Task prompt ::
Go line by line through the data and copy those with the word "каким".

Source records ::
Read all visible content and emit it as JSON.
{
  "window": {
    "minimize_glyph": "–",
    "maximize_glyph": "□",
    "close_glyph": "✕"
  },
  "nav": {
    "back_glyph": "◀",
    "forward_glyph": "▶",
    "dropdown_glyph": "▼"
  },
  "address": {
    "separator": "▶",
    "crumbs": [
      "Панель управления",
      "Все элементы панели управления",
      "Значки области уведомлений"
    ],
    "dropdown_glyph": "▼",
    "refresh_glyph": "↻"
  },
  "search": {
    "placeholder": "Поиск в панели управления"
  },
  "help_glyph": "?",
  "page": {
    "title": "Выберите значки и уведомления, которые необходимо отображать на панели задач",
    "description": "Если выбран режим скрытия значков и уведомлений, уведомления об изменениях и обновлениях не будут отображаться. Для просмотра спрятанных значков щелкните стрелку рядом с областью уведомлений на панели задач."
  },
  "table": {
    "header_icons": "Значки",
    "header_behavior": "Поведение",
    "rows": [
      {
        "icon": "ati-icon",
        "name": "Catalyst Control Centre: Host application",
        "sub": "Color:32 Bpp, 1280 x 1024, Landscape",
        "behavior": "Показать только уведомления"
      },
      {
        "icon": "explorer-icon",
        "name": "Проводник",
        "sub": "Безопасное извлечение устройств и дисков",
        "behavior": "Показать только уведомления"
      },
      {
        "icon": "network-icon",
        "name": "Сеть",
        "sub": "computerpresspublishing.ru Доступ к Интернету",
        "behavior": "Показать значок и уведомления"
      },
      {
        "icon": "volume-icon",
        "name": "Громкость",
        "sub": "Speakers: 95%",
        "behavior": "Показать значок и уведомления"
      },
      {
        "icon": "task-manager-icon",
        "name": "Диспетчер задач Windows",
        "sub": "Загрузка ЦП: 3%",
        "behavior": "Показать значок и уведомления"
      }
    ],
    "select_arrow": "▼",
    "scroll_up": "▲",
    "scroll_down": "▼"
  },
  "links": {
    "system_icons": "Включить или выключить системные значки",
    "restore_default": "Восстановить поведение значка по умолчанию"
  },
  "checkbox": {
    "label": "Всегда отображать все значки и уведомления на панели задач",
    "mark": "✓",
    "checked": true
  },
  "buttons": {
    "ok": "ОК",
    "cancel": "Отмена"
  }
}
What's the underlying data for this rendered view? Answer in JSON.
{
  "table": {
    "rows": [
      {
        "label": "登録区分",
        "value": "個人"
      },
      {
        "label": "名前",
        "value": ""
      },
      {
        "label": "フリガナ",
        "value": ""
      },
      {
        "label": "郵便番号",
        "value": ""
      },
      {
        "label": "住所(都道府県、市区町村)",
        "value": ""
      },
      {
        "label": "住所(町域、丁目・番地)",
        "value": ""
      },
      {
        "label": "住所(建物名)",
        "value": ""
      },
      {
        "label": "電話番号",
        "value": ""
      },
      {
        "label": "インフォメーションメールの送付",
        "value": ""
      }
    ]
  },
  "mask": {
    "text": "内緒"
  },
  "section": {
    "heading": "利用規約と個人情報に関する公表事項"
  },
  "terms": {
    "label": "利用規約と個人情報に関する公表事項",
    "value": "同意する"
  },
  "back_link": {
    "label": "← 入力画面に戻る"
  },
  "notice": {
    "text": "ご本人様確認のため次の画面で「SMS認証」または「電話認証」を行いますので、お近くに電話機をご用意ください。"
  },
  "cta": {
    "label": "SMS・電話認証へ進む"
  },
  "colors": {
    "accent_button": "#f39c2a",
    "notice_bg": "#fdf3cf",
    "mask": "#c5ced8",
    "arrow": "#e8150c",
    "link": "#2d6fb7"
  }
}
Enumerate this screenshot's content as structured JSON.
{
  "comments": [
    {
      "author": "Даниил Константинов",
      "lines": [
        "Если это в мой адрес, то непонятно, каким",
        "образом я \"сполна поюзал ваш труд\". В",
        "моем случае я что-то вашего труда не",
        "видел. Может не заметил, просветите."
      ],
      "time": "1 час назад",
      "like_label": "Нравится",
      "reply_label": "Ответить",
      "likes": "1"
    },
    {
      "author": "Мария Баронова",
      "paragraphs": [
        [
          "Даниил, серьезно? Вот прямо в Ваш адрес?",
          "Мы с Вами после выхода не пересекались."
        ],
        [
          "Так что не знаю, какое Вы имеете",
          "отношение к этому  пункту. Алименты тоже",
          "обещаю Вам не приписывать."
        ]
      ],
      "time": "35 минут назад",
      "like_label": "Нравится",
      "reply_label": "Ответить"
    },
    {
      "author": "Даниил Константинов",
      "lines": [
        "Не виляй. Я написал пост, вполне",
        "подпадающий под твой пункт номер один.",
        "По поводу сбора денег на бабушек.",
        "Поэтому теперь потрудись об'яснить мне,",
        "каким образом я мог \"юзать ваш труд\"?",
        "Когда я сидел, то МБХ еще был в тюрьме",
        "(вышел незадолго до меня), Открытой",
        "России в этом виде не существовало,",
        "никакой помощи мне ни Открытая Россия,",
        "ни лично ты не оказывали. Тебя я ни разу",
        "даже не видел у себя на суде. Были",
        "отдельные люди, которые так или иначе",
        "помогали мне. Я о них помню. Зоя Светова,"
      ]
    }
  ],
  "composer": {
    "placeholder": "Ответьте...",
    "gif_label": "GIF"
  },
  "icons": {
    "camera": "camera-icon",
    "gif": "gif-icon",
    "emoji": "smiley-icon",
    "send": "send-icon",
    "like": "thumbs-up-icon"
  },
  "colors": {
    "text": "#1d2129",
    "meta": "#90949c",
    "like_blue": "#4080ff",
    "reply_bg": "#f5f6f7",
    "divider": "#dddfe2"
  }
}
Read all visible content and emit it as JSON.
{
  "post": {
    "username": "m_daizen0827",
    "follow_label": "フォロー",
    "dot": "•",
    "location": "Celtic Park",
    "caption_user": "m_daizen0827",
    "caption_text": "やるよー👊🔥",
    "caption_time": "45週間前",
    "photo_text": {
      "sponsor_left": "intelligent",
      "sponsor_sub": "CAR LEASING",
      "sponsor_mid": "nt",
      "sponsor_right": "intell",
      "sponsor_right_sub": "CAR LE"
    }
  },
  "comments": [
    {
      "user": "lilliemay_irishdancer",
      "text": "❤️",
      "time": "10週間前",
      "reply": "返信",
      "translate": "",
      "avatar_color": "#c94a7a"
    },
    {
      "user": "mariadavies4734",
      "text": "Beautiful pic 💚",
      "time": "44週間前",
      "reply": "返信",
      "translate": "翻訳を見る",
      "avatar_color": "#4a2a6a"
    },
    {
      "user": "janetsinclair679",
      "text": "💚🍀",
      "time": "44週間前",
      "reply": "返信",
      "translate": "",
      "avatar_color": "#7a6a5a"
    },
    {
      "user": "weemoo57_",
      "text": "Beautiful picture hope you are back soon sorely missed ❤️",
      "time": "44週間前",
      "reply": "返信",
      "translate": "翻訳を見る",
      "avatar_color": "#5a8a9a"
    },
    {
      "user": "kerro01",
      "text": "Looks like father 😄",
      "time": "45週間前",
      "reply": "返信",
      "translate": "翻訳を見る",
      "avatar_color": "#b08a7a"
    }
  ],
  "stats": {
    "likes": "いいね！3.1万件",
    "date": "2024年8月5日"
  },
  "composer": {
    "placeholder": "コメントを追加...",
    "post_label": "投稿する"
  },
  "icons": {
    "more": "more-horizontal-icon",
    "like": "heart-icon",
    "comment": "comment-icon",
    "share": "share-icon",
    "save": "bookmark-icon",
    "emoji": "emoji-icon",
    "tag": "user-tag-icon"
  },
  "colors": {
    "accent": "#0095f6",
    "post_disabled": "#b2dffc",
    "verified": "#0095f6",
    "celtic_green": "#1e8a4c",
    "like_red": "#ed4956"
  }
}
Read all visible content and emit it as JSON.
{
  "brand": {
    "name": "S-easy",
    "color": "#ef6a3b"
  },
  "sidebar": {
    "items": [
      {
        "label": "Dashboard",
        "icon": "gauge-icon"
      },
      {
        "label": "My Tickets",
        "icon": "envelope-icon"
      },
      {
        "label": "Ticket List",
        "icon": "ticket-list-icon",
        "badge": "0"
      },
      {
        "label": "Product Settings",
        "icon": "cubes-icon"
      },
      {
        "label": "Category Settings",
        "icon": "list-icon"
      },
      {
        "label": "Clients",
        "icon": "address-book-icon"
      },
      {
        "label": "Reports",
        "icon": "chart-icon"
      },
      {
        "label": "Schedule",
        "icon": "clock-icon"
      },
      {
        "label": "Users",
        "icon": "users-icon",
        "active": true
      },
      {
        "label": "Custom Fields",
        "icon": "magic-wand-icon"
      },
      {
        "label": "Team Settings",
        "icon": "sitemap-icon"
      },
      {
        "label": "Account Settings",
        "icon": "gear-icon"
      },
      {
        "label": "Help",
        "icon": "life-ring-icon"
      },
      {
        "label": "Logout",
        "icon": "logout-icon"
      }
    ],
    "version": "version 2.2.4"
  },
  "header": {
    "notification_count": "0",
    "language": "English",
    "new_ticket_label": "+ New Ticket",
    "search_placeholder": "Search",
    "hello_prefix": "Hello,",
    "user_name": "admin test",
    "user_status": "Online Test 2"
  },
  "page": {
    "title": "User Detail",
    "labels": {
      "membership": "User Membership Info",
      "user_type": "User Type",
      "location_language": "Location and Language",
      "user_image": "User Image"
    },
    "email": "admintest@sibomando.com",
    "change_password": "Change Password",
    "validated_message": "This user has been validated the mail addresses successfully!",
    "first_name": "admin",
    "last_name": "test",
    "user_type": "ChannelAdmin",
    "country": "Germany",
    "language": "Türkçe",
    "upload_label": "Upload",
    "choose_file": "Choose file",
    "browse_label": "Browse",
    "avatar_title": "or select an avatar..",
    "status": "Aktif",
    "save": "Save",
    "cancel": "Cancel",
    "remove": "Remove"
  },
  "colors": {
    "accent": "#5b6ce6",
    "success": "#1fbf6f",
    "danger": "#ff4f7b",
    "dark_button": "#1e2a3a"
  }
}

Response area ::
        "Если это в мой адрес, то непонятно, каким",
        "каким образом я мог \"юзать ваш труд\"?",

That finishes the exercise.